**Information given**
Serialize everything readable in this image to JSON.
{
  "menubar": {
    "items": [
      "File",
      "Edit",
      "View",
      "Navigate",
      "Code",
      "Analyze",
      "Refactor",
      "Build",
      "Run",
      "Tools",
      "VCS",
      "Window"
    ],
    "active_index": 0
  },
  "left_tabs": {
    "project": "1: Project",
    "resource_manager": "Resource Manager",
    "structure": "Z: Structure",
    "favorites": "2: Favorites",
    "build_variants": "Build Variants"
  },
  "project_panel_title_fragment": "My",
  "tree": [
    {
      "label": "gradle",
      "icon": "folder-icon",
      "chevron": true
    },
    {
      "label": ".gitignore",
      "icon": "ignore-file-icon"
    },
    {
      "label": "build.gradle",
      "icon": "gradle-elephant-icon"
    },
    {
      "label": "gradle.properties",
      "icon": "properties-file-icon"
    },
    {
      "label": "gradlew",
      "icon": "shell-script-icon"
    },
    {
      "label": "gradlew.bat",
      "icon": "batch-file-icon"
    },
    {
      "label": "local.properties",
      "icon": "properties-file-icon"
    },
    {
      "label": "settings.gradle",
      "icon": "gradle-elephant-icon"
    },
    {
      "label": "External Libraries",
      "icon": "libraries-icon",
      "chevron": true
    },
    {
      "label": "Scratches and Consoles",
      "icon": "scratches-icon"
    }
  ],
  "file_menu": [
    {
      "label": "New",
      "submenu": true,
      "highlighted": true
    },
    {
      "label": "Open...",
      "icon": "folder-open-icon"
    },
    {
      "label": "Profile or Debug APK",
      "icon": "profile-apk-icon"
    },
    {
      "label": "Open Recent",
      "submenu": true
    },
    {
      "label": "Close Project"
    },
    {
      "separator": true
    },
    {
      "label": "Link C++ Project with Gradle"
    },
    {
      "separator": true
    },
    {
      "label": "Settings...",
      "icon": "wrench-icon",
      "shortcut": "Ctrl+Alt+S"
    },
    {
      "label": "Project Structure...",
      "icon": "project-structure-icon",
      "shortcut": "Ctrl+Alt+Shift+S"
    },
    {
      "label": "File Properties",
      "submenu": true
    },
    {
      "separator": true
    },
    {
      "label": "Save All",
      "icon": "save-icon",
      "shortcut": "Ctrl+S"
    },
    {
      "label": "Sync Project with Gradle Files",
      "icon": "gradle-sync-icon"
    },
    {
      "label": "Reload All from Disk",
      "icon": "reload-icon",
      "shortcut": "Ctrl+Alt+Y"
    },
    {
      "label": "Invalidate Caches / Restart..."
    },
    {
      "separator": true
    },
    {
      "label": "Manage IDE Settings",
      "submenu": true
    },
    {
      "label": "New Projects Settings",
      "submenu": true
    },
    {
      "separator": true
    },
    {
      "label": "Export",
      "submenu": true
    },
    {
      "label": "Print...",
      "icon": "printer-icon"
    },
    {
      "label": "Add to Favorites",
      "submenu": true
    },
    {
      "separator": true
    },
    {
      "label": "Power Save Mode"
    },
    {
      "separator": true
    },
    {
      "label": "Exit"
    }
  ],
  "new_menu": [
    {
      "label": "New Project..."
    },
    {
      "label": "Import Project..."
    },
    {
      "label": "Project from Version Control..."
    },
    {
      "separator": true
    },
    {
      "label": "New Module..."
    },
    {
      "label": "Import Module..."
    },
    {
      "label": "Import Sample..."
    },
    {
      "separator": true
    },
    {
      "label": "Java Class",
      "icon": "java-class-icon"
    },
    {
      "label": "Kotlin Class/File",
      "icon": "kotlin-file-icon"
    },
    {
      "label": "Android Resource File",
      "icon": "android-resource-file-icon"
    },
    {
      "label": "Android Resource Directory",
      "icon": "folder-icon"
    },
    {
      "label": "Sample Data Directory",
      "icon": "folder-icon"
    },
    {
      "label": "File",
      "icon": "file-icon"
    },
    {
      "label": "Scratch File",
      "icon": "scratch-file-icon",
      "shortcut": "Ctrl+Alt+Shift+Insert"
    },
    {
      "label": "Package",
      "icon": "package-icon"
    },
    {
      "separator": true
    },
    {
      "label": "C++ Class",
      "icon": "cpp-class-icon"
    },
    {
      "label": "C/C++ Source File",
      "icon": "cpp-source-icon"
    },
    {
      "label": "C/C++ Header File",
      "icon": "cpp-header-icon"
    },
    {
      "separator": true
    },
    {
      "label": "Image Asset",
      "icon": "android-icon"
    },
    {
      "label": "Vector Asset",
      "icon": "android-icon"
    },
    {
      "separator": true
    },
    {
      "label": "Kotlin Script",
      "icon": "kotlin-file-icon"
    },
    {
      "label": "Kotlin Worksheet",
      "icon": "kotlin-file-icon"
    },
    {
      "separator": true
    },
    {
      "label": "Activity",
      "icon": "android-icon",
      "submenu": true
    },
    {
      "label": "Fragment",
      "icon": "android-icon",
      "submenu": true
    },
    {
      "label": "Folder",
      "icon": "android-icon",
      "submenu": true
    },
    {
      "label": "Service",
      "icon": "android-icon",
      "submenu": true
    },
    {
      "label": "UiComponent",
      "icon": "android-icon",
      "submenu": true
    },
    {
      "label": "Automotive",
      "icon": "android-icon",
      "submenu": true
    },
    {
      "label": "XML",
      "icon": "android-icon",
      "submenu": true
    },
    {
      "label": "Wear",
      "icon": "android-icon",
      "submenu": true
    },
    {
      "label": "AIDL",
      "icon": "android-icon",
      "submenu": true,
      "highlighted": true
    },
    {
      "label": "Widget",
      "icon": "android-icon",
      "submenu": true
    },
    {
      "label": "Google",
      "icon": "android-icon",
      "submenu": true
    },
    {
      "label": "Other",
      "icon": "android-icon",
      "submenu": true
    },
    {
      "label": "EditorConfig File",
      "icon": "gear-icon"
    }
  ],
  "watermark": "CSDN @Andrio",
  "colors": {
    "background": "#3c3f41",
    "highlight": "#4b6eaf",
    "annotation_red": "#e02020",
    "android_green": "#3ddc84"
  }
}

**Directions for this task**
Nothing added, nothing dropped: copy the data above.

**Output for this task**
Serialize everything readable in this image to JSON.
{
  "menubar": {
    "items": [
      "File",
      "Edit",
      "View",
      "Navigate",
      "Code",
      "Analyze",
      "Refactor",
      "Build",
      "Run",
      "Tools",
      "VCS",
      "Window"
    ],
    "active_index": 0
  },
  "left_tabs": {
    "project": "1: Project",
    "resource_manager": "Resource Manager",
    "structure": "Z: Structure",
    "favorites": "2: Favorites",
    "build_variants": "Build Variants"
  },
  "project_panel_title_fragment": "My",
  "tree": [
    {
      "label": "gradle",
      "icon": "folder-icon",
      "chevron": true
    },
    {
      "label": ".gitignore",
      "icon": "ignore-file-icon"
    },
    {
      "label": "build.gradle",
      "icon": "gradle-elephant-icon"
    },
    {
      "label": "gradle.properties",
      "icon": "properties-file-icon"
    },
    {
      "label": "gradlew",
      "icon": "shell-script-icon"
    },
    {
      "label": "gradlew.bat",
      "icon": "batch-file-icon"
    },
    {
      "label": "local.properties",
      "icon": "properties-file-icon"
    },
    {
      "label": "settings.gradle",
      "icon": "gradle-elephant-icon"
    },
    {
      "label": "External Libraries",
      "icon": "libraries-icon",
      "chevron": true
    },
    {
      "label": "Scratches and Consoles",
      "icon": "scratches-icon"
    }
  ],
  "file_menu": [
    {
      "label": "New",
      "submenu": true,
      "highlighted": true
    },
    {
      "label": "Open...",
      "icon": "folder-open-icon"
    },
    {
      "label": "Profile or Debug APK",
      "icon": "profile-apk-icon"
    },
    {
      "label": "Open Recent",
      "submenu": true
    },
    {
      "label": "Close Project"
    },
    {
      "separator": true
    },
    {
      "label": "Link C++ Project with Gradle"
    },
    {
      "separator": true
    },
    {
      "label": "Settings...",
      "icon": "wrench-icon",
      "shortcut": "Ctrl+Alt+S"
    },
    {
      "label": "Project Structure...",
      "icon": "project-structure-icon",
      "shortcut": "Ctrl+Alt+Shift+S"
    },
    {
      "label": "File Properties",
      "submenu": true
    },
    {
      "separator": true
    },
    {
      "label": "Save All",
      "icon": "save-icon",
      "shortcut": "Ctrl+S"
    },
    {
      "label": "Sync Project with Gradle Files",
      "icon": "gradle-sync-icon"
    },
    {
      "label": "Reload All from Disk",
      "icon": "reload-icon",
      "shortcut": "Ctrl+Alt+Y"
    },
    {
      "label": "Invalidate Caches / Restart..."
    },
    {
      "separator": true
    },
    {
      "label": "Manage IDE Settings",
      "submenu": true
    },
    {
      "label": "New Projects Settings",
      "submenu": true
    },
    {
      "separator": true
    },
    {
      "label": "Export",
      "submenu": true
    },
    {
      "label": "Print...",
      "icon": "printer-icon"
    },
    {
      "label": "Add to Favorites",
      "submenu": true
    },
    {
      "separator": true
    },
    {
      "label": "Power Save Mode"
    },
    {
      "separator": true
    },
    {
      "label": "Exit"
    }
  ],
  "new_menu": [
    {
      "label": "New Project..."
    },
    {
      "label": "Import Project..."
    },
    {
      "label": "Project from Version Control..."
    },
    {
      "separator": true
    },
    {
      "label": "New Module..."
    },
    {
      "label": "Import Module..."
    },
    {
      "label": "Import Sample..."
    },
    {
      "separator": true
    },
    {
      "label": "Java Class",
      "icon": "java-class-icon"
    },
    {
      "label": "Kotlin Class/File",
      "icon": "kotlin-file-icon"
    },
    {
      "label": "Android Resource File",
      "icon": "android-resource-file-icon"
    },
    {
      "label": "Android Resource Directory",
      "icon": "folder-icon"
    },
    {
      "label": "Sample Data Directory",
      "icon": "folder-icon"
    },
    {
      "label": "File",
      "icon": "file-icon"
    },
    {
      "label": "Scratch File",
      "icon": "scratch-file-icon",
      "shortcut": "Ctrl+Alt+Shift+Insert"
    },
    {
      "label": "Package",
      "icon": "package-icon"
    },
    {
      "separator": true
    },
    {
      "label": "C++ Class",
      "icon": "cpp-class-icon"
    },
    {
      "label": "C/C++ Source File",
      "icon": "cpp-source-icon"
    },
    {
      "label": "C/C++ Header File",
      "icon": "cpp-header-icon"
    },
    {
      "separator": true
    },
    {
      "label": "Image Asset",
      "icon": "android-icon"
    },
    {
      "label": "Vector Asset",
      "icon": "android-icon"
    },
    {
      "separator": true
    },
    {
      "label": "Kotlin Script",
      "icon": "kotlin-file-icon"
    },
    {
      "label": "Kotlin Worksheet",
      "icon": "kotlin-file-icon"
    },
    {
      "separator": true
    },
    {
      "label": "Activity",
      "icon": "android-icon",
      "submenu": true
    },
    {
      "label": "Fragment",
      "icon": "android-icon",
      "submenu": true
    },
    {
      "label": "Folder",
      "icon": "android-icon",
      "submenu": true
    },
    {
      "label": "Service",
      "icon": "android-icon",
      "submenu": true
    },
    {
      "label": "UiComponent",
      "icon": "android-icon",
      "submenu": true
    },
    {
      "label": "Automotive",
      "icon": "android-icon",
      "submenu": true
    },
    {
      "label": "XML",
      "icon": "android-icon",
      "submenu": true
    },
    {
      "label": "Wear",
      "icon": "android-icon",
      "submenu": true
    },
    {
      "label": "AIDL",
      "icon": "android-icon",
      "submenu": true,
      "highlighted": true
    },
    {
      "label": "Widget",
      "icon": "android-icon",
      "submenu": true
    },
    {
      "label": "Google",
      "icon": "android-icon",
      "submenu": true
    },
    {
      "label": "Other",
      "icon": "android-icon",
      "submenu": true
    },
    {
      "label": "EditorConfig File",
      "icon": "gear-icon"
    }
  ],
  "watermark": "CSDN @Andrio",
  "colors": {
    "background": "#3c3f41",
    "highlight": "#4b6eaf",
    "annotation_red": "#e02020",
    "android_green": "#3ddc84"
  }
}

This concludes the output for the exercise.